“Lord, for your faithful people life is changed, not ended. When the body of our earthly dwelling lies in death we gain an everlasting dwelling place in heaven.” These are the words from the Roman Missal which I recently heard once again at the funeral of a dear friend. “Our hope of resurrection dawned” is another way of saying that Christ’s promise of eternal life in union with God becomes a reality for the loved one for whom we mourn. While these words are a consolation, they do not take away the pain of separation.
In my 27 years of working with those who are dying and with my personal losses of friends and family, I have given much thought to death and the separation it causes. I have heard so many questions: Where did my loved one go? How do I know they are still alive in some form? Do you think they are ok? Will we really be together again someday?
These are probably the same questions that the early immigrants asked upon leaving home, knowing they would never again return to their native land. I think too of those who were sent to the leprasariums on Kalaupapa on Molokai, never to see their loved ones again. Almost daily I receive reports of those being deported, ripped from their family members because their presence is “not legal.” Indeed, the separation from loved ones is heartbreaking, but even more so if we do not believe that “In Him, who rose from the dead, our hope of resurrection dawned. The sadness of death gives way to the bright promise of immortality” (Eucharistic prayer, Mass of Resurrection).
We at Francis House have witnessed many testimonies indicating that our loved ones live on. Even if we did not believe the words of Jesus about resurrection, these signs stand on their own. In the early days Francis House was a small, old, two-family home. A resident, a woman who was in her last hours, asked me to close the shade because the “light is too bright.” There was no window or lamp in front of her. There have been scores of residents who have spoken to “others” in the room who we could not see. We have heard: “Can’t you see the angel in the corner?” and “I am talking to my cousin” (who had died previously), and “I see my husband but there is like a thin veil between him and me.” There are too many times to count of the residents who have lifted their arms out to “someone” who came for them. One resident was unconscious for days but at the moment of her death she sat up, raised her arms out in front of her (though no one was standing there) and died with a big smile on her face. These are just a few of the examples of why we at Francis House know there is life after the death. In fact, we call the moment of death another “birthday.”

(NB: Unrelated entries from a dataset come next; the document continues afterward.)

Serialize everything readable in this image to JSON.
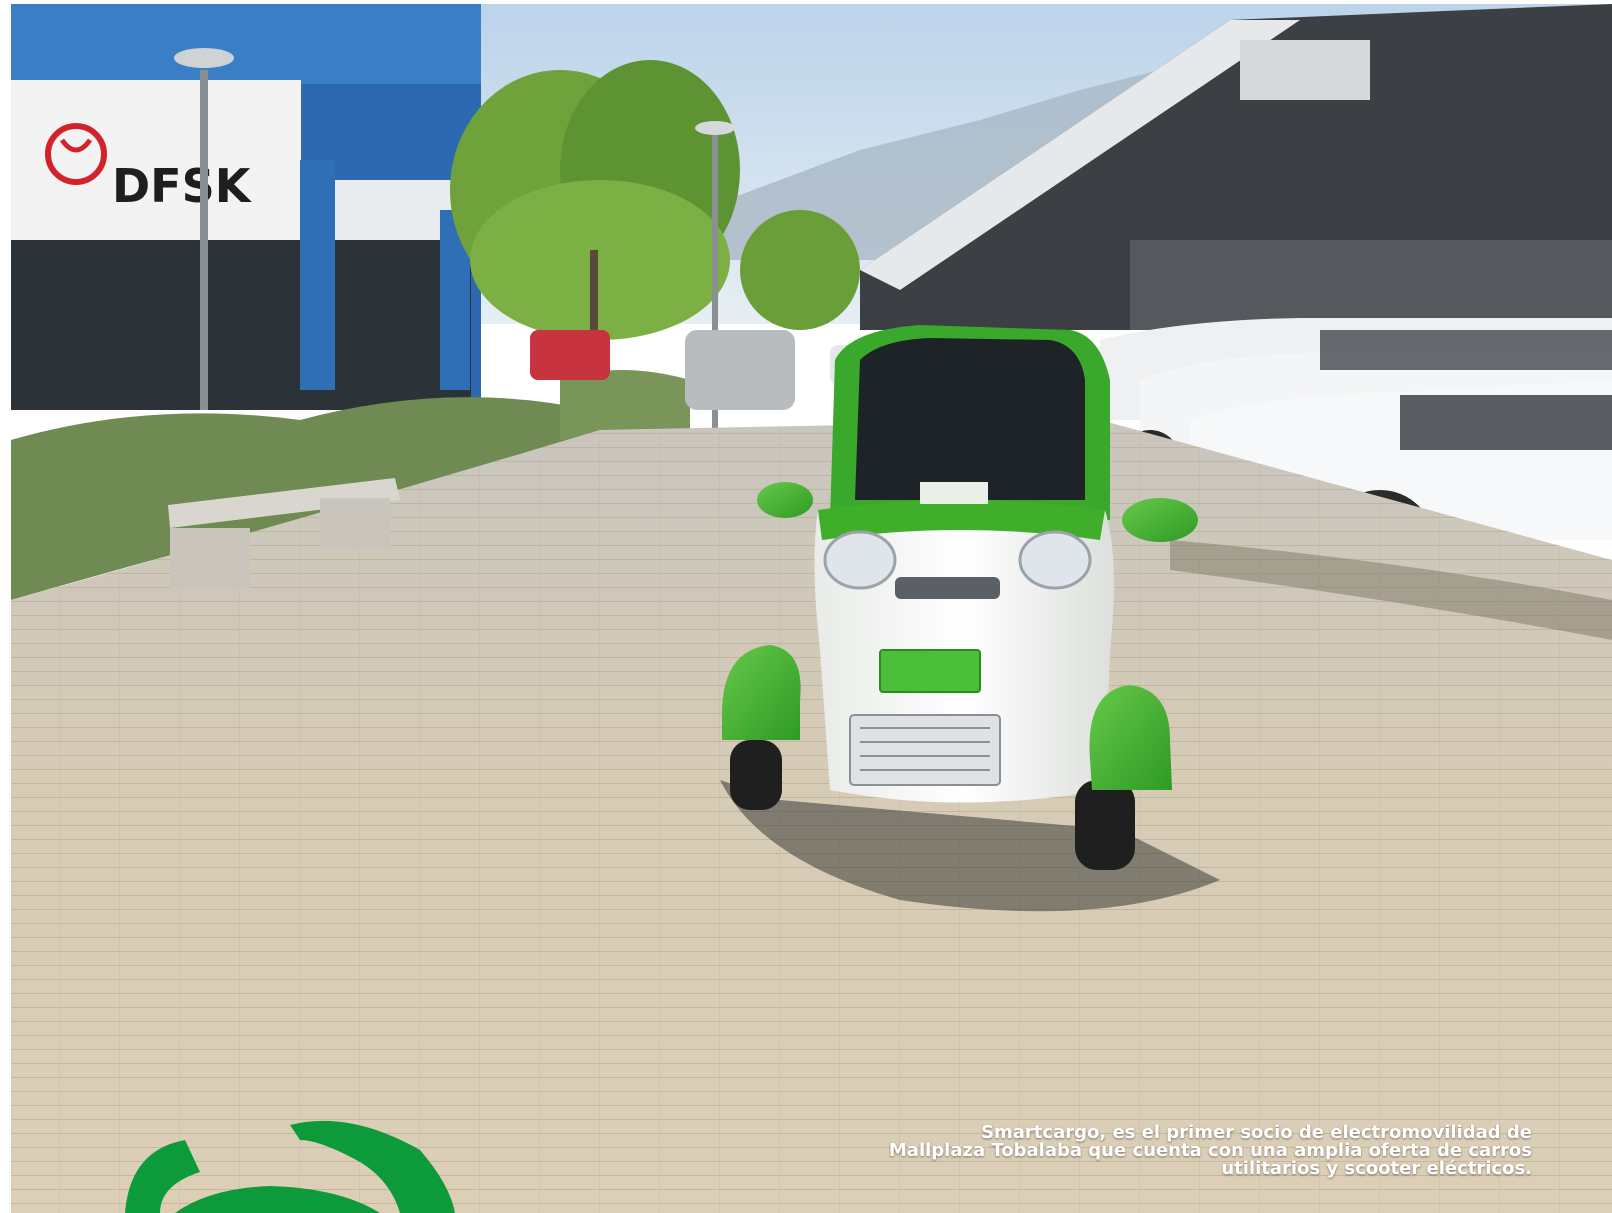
{
  "photo": {
    "description_icon": "photograph",
    "storefront_sign": "DFSK",
    "brand_colors": {
      "vehicle_green": "#3fae2a",
      "vehicle_white": "#f4f5f2",
      "storefront_blue": "#2f6fb5",
      "logo_green": "#0c9a3a",
      "sky": "#cfe0ee",
      "pavement": "#d8cdb7"
    }
  },
  "caption": {
    "line1": "Smartcargo, es el primer socio de electromovilidad de",
    "line2": "Mallplaza Tobalaba que cuenta con una amplia oferta de carros",
    "line3": "utilitarios y scooter eléctricos."
  }
}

My word, my intention, for the year is “waiting.” I chose that because I have a difficult time waiting for anything, patience is not my forte. But in another sense, I/we wait on God, wait for God’s inspiration, wait for God to show us the way, and wait to see God in others. Truthfully, God waits on us as well. God waits for us to know how loved we are. God waits on us in the sense of caring for us. God waits on us to see the beauty in and around us. God waits for us to wake up to the fact that Heaven is now, in the love we give, in the love we receive. God waits on us to make room for the “Kingdom within.” God waits for us to see that it’s all here and now; all the gifts that God has promised. Even after death, life continues for each of us but in a very transformed way.
For us, the staff and volunteers at Francis House, what is most important on this side of the journey, is to provide a loving environment where our residents can get a taste of God’s unconditional love. Our residents’ physical needs are met with great attention given to making sure that each one is comfortable, clean, as pain free as possible, and is surrounded by a pleasing environment.Their feelings are validated, while we make sure they know they are not alone. Often times we facilitate peace through conversation and daily visits with members of our pastoral team. In actuality, we all feel that every day we receive much more than we are given.
So yes, our separations with loved ones leave us brokenhearted and grieving. But as Paul tell us through his letter to the Corinthians, “For now we see in a mirror darkly; but then face to face. Now I know in part; but then I shall know even as I am known” (1Cor 13:12).
Sister Kathleen Osbelt, OSF, is a founder and the current Director of Mission Outreach for Francis House, a home in Syracuse caring for people with terminal illnesses.